NOM: "The graphical design of the new copy abilities really grabs the player's attention."

Yamamoto: "With the Bubble ability, it was difficult to know what form Kirby should take when using it. Foam and bubbles obviously have no fixed shape and that caused all sorts of trouble for us. So we made Kirby wear a kind of ring-shaped shower cap [used by children in Japan when they wash their hair to keep the soap out of their eyes, Ed.]. Then someone would argue: "But Kirby doesn't have any hair!" And someone else would respond: "Yes, but think about the soap! If it gets in his eyes, it's going to hurt!" (laughter) This kind of shower cap is something that's completely normal to people of our generation, but we were concerned it wasn't really used by people nowadays. We ended up checking shop windows to see if they still existed..."

Ueda: "Yamamoto-san, why are you looking at me while you say this?" (laughter)

Kakuta: "As far as Kirby's copy abilities were concerned, we were determined to make each one of sufficient quality that you could take any one of those abilities and base an entire platform game on it. We didn't want players to try out the copy abilities and get the impression that we had just thrown them together."

Ueda: "Whenever we saw each other, we would discuss ideas for copy abilities. At times, two ideas were suggested that were quite similar. We would always select the one which would be the most easy to grasp and fun for the player to use."

NOM: "Kirby fans will no doubt be pleased to see many familiar copy abilities making a reappearance."

Kakuta: "We have actually subtly enhanced all of the copy abilities. For instance, the Ice ability can now freeze lava, while the Ninja has become able to walk on water."

NOM: "It makes you want to retry the same levels again and again, each time using different abilities."
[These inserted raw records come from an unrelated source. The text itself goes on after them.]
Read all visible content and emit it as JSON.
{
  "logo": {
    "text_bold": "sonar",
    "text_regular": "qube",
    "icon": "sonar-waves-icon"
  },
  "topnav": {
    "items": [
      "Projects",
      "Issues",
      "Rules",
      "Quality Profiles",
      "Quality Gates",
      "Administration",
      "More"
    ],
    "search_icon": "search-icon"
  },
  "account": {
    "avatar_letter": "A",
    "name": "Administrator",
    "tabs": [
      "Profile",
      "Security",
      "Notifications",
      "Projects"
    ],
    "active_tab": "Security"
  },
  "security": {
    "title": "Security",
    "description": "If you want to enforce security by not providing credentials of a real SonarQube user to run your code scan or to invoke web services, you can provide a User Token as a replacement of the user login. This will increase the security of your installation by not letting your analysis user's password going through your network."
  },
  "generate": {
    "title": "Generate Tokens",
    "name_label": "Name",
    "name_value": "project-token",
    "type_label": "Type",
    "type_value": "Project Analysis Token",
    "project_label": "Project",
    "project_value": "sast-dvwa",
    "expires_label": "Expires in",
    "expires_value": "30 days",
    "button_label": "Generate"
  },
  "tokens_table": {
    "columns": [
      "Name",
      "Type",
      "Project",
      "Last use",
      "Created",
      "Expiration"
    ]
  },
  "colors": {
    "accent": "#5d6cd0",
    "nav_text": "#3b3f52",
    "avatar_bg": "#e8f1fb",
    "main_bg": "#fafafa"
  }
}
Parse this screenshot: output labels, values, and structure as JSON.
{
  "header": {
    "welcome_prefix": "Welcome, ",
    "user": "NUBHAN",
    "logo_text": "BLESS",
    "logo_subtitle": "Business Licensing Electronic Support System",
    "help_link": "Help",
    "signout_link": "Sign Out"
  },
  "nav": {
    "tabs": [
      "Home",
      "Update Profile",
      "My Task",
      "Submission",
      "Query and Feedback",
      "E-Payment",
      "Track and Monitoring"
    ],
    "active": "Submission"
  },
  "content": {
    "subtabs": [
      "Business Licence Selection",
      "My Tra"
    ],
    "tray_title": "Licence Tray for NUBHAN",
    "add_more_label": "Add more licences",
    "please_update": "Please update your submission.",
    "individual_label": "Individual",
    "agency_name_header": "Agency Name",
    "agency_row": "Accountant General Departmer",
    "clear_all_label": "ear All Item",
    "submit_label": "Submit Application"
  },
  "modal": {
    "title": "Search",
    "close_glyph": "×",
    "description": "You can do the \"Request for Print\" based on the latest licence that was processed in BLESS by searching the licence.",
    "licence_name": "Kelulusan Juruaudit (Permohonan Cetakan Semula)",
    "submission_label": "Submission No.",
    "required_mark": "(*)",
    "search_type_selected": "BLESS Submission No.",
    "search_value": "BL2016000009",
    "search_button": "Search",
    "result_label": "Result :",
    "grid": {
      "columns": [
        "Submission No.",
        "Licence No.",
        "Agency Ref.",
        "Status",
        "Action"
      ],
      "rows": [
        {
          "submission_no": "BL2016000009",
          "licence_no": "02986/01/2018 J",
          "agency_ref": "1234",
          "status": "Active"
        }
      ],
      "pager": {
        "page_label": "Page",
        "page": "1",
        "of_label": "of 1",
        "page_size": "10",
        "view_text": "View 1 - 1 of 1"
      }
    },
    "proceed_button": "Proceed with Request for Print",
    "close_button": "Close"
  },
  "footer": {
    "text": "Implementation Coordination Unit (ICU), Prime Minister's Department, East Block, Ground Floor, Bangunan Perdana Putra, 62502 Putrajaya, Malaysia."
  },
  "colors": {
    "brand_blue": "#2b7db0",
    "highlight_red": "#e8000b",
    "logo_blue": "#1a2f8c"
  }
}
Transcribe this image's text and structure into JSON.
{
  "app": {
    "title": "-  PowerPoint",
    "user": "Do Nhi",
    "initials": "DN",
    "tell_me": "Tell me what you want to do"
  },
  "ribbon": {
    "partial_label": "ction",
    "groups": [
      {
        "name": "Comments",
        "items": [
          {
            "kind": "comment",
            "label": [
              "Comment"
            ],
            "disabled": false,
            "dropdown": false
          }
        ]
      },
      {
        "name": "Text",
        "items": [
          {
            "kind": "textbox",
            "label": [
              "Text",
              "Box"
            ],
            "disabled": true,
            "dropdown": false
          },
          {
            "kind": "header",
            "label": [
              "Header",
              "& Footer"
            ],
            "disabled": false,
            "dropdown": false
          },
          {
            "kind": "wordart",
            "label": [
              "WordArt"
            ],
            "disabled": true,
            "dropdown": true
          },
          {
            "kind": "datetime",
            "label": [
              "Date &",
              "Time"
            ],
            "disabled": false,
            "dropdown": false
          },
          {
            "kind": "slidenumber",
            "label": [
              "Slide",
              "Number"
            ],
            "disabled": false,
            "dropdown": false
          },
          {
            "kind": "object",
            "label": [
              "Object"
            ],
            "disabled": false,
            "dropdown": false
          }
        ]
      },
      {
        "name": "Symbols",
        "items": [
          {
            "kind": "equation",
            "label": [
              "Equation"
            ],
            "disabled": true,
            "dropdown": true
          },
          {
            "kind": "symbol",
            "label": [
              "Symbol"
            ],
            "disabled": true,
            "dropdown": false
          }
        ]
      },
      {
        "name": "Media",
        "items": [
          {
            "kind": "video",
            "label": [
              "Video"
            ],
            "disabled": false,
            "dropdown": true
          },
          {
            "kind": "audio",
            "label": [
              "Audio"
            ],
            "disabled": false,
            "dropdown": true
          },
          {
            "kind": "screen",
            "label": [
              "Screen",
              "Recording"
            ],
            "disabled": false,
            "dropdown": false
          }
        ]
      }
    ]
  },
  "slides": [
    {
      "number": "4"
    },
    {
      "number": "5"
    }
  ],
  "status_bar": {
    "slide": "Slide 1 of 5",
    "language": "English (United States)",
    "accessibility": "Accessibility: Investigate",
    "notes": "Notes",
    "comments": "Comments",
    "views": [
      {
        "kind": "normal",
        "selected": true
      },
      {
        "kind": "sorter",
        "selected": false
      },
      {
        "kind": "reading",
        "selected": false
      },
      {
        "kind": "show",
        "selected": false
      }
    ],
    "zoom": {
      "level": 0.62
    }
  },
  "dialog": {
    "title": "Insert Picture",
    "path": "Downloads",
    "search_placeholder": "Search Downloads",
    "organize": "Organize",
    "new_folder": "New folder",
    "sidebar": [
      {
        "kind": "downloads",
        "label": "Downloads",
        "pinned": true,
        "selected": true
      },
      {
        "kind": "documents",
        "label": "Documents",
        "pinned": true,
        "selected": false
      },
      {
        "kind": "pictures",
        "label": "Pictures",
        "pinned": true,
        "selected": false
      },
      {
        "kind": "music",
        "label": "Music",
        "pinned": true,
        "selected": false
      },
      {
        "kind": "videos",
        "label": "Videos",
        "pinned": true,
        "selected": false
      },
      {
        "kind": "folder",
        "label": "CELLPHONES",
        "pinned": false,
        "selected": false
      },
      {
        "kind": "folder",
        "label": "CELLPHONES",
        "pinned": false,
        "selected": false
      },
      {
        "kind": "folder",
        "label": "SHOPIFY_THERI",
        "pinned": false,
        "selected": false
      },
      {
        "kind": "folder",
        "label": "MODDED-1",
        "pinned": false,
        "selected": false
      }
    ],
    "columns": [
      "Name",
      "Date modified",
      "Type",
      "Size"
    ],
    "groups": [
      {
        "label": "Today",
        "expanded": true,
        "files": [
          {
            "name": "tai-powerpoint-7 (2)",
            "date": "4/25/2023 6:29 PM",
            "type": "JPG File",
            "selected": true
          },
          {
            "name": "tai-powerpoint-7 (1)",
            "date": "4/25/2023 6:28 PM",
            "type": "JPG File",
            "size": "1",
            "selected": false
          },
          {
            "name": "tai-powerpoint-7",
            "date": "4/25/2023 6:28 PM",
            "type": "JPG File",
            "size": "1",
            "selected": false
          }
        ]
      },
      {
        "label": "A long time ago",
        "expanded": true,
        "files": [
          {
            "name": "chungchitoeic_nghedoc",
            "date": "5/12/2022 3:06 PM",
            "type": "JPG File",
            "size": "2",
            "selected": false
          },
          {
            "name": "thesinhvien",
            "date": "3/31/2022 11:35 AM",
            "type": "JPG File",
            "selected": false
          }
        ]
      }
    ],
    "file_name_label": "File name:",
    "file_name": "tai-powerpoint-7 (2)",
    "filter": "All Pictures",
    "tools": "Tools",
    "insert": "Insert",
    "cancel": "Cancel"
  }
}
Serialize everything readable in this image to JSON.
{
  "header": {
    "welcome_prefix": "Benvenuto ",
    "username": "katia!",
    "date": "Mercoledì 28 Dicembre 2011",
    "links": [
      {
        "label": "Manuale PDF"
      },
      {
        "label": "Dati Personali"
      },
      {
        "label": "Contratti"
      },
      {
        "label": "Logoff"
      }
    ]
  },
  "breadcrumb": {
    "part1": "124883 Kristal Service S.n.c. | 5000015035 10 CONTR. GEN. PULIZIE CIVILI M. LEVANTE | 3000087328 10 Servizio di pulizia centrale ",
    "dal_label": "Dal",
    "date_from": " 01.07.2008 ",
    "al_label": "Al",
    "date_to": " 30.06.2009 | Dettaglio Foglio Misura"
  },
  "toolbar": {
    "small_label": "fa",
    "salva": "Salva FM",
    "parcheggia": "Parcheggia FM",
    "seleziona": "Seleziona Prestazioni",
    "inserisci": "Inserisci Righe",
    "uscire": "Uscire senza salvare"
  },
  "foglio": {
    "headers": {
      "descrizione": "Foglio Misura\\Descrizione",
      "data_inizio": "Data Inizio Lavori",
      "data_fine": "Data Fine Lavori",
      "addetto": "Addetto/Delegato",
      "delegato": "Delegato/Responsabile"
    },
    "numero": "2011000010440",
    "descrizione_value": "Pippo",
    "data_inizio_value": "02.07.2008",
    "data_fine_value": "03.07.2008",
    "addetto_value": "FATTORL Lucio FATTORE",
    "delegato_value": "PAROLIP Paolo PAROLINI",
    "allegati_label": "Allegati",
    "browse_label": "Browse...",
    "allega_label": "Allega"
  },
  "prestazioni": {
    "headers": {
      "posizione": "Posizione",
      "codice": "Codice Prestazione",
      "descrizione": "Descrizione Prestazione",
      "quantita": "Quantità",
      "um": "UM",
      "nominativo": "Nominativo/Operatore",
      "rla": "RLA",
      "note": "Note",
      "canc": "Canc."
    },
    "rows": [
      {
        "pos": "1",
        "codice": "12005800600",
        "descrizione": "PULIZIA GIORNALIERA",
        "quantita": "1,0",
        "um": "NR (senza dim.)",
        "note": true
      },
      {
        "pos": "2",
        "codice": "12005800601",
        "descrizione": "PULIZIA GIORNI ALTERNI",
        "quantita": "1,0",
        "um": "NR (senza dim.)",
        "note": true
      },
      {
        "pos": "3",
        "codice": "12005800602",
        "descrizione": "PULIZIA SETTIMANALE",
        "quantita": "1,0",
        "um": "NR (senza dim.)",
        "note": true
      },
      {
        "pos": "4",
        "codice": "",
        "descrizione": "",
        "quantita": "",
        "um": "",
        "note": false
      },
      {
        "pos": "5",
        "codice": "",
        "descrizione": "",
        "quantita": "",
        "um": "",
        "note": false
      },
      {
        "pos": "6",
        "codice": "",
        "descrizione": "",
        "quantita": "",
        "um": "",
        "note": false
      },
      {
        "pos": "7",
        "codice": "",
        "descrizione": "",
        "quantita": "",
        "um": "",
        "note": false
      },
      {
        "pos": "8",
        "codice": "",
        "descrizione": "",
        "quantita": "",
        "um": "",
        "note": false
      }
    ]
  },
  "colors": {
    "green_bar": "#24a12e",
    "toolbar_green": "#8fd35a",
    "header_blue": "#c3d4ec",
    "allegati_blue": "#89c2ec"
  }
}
Kakuta: "This connects very closely to what we were discussing just now, which is the theme of making Kirby and the game environment interact. We didn't merely want the game world to respond with one set pattern; rather, we wanted it to react in many different ways depending on which copy ability the player uses. This time round you can store copy abilities, so I really want players to enjoy trying them all out. That reminds me: when you are mixing and matching copy abilities, be sure to listen closely to the sound effects!"

Yamamoto: "On the DS Touch Screen, you use the finger icon to mix and match abilities or make items. It's important to pay attention to the pitch of the sound effects which changes depending on how long you spend mixing. Also, if you keep an eye on the colour of the soap bubbles as you are mixing, you may even get some idea of which item you are going to come up with."

Ueda: "Sometimes trying out a mix of two copy abilities, which might not be useful by themselves in that particular situation, can lead to the discovery of a really great ability."

Come back soon for part 2 of this interview!

Kirby Mouse Attack will be in shops June 22, only on Nintendo DS.